Better savour those oysters or green-lipped mussels while you can, because New Zealand shellfish could be obliterated by greenhouse gases.
An American expert told a University of Otago conference that a ‘‘massive shellfish extinction event’’ could be on the cards.
Todd Capson will speak with government officials and scientists today on what must be done to prevent the rapid disappearance of seafood lovers’ favourite fare. ‘‘It’s not always a gradual change. If you exceed a certain threshold, things die.’’
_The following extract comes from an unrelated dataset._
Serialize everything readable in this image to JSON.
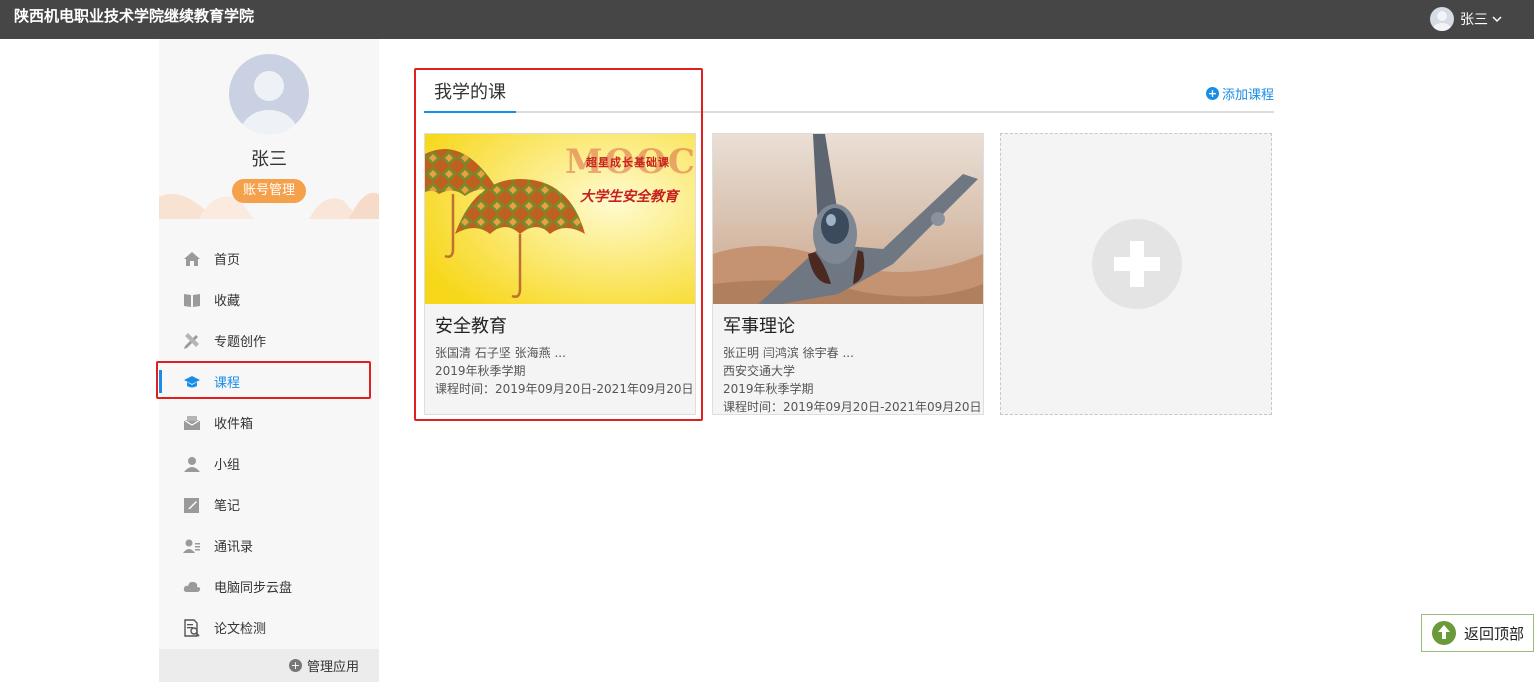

The issue arose because CO in the ocean transformed into an acid, Capson told the delegates at the Foreign Policy School seminar during the weekend. Rising levels of the gas from carbon fuels meant more of this acid – ‘‘the same thing that makes Coca-Cola fizzy’’ – dissolved the substance oysters and other shellfish needed to make their shells.
Without enough calcium carbonate in the seas to make a fully developed shell in their first days of life, the baby creatures died.
Capson said Americans have already experienced the devastation ‘‘ocean acidification’’ could bring. In 2007, seafood farmers off the coast of Oregon and Washington states lost nearly 80 per cent of their shellfish stock.
Once-thriving habitats suddenly became dead zones, leaving a NZ$340 million industry that employed 2000 workers on the brink of collapse, Capson said.
Last year, affected American aquaculture workers visited their Kiwi counterparts with a chilling warning. ‘‘This happened to me and it’s going to happen to you.’’
During his time in New Zealand, Capson, of the US Sustainable Fisheries Partnership, will also meet with the seafood industry to discuss how ocean acidification can be monitored and farmed shellfish protected.
Green-lipped mussels and other shellfish were also put at risk by run-off from the land that led to algal blooms on the coastlines, Capson said. Radical change was needed to ensure such seafood species did not vanish, he said.